**GOAL OF THE EXERCISE:** The word "this" occurs in some lines of the data. Return each such line.
▶
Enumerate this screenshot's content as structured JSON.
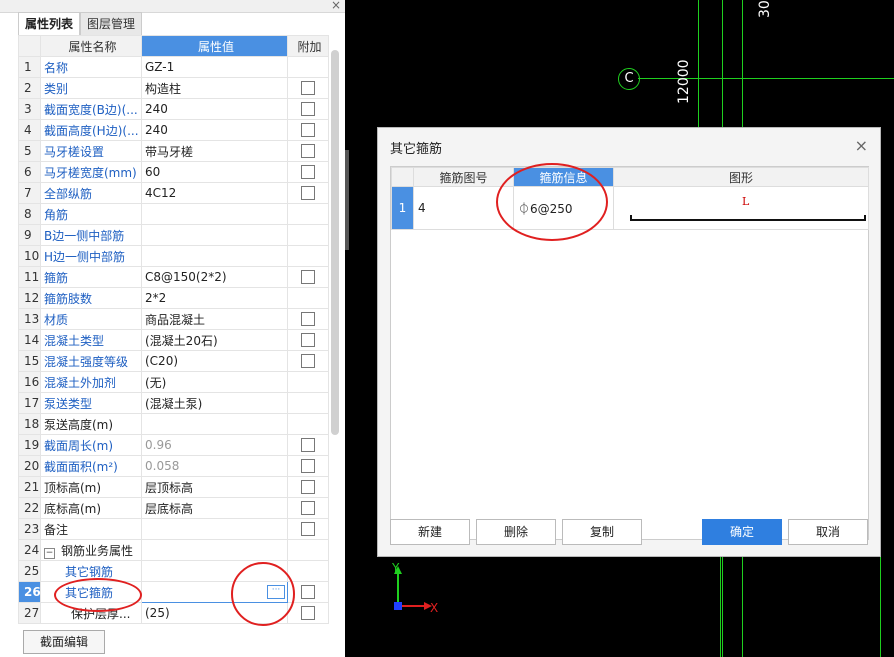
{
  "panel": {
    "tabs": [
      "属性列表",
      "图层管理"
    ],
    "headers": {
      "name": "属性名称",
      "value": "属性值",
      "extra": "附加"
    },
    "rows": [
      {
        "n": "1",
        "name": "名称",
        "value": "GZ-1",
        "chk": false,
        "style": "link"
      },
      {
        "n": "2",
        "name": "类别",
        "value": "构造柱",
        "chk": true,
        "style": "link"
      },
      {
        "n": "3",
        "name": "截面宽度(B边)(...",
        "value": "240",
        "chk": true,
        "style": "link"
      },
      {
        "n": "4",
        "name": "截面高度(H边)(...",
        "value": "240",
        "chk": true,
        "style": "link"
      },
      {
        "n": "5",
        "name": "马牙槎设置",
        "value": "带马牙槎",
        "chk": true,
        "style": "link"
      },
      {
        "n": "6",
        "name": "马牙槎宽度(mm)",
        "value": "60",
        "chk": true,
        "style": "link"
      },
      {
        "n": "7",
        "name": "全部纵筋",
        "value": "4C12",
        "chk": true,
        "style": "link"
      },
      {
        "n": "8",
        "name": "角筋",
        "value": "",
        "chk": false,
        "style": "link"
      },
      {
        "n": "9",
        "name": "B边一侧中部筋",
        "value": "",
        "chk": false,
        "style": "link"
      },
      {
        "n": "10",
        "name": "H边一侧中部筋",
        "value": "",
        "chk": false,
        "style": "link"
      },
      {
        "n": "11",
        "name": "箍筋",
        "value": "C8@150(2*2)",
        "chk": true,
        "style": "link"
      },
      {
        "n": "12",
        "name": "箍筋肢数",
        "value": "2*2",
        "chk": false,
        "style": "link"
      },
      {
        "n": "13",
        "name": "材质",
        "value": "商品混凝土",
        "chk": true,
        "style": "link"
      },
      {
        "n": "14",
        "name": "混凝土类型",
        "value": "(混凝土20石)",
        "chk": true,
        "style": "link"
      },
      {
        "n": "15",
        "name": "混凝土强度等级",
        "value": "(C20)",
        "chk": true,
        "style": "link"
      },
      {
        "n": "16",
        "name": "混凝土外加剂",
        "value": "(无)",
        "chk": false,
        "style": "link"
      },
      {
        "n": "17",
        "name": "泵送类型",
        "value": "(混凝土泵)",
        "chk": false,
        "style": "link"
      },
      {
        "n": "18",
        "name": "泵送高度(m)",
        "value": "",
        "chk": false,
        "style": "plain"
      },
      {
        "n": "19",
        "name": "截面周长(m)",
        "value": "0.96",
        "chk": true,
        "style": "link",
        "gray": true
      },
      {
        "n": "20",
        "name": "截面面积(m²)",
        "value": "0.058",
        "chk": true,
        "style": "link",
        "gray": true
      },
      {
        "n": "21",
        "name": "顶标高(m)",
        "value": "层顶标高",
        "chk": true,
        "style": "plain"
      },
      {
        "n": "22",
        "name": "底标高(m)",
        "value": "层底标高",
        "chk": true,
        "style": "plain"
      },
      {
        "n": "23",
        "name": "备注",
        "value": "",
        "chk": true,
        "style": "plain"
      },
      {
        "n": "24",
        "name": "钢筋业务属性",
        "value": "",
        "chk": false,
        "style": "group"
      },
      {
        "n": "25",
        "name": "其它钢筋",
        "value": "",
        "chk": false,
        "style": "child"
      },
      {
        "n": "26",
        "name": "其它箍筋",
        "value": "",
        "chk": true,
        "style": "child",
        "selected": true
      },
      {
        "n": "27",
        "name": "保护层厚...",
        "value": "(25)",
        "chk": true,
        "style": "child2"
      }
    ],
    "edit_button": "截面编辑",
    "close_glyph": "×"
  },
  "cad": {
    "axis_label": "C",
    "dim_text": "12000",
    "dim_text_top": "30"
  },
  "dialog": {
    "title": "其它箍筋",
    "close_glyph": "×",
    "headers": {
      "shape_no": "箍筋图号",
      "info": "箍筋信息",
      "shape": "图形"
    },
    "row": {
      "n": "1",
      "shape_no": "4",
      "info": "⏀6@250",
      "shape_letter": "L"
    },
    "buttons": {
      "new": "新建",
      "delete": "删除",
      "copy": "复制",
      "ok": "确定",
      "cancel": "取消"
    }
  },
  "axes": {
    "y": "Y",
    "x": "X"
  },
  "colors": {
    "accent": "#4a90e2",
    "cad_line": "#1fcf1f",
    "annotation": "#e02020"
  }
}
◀
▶
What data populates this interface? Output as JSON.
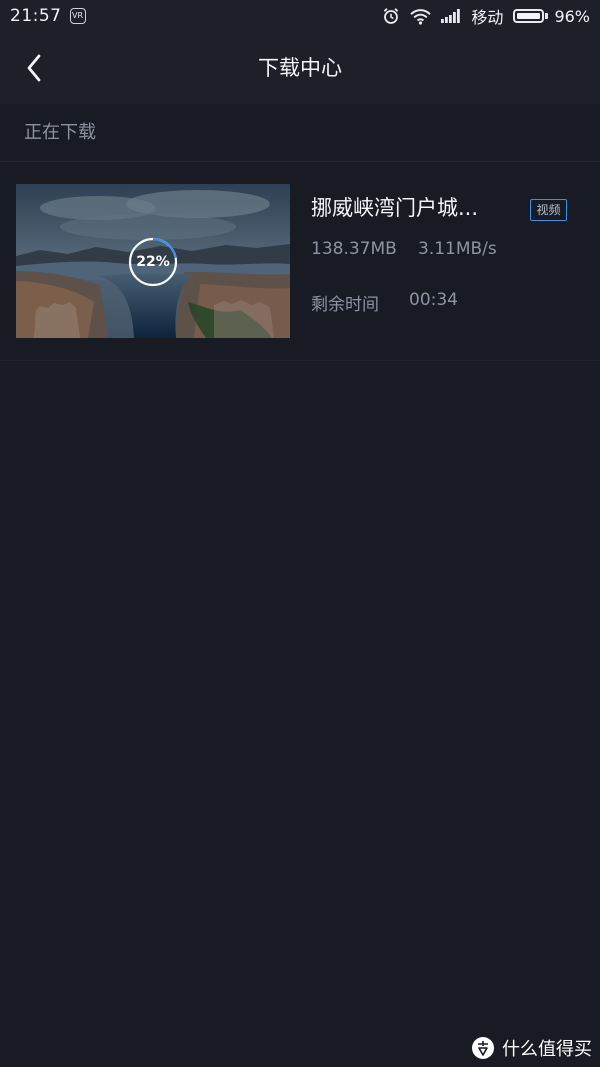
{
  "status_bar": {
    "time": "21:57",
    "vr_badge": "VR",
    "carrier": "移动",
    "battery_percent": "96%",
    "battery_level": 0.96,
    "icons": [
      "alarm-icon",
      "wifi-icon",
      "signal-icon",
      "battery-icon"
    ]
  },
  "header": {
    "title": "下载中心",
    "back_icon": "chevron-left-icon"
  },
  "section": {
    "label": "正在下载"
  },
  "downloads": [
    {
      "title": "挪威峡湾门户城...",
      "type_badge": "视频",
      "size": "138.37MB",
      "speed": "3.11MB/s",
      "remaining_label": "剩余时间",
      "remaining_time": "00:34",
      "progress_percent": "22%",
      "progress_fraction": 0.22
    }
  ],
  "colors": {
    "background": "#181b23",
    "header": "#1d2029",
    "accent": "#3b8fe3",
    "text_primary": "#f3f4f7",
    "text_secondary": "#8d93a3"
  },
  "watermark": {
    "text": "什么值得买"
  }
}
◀
**RESULT:**
Enumerate this screenshot's content as structured JSON.
What data populates this interface? Output as JSON.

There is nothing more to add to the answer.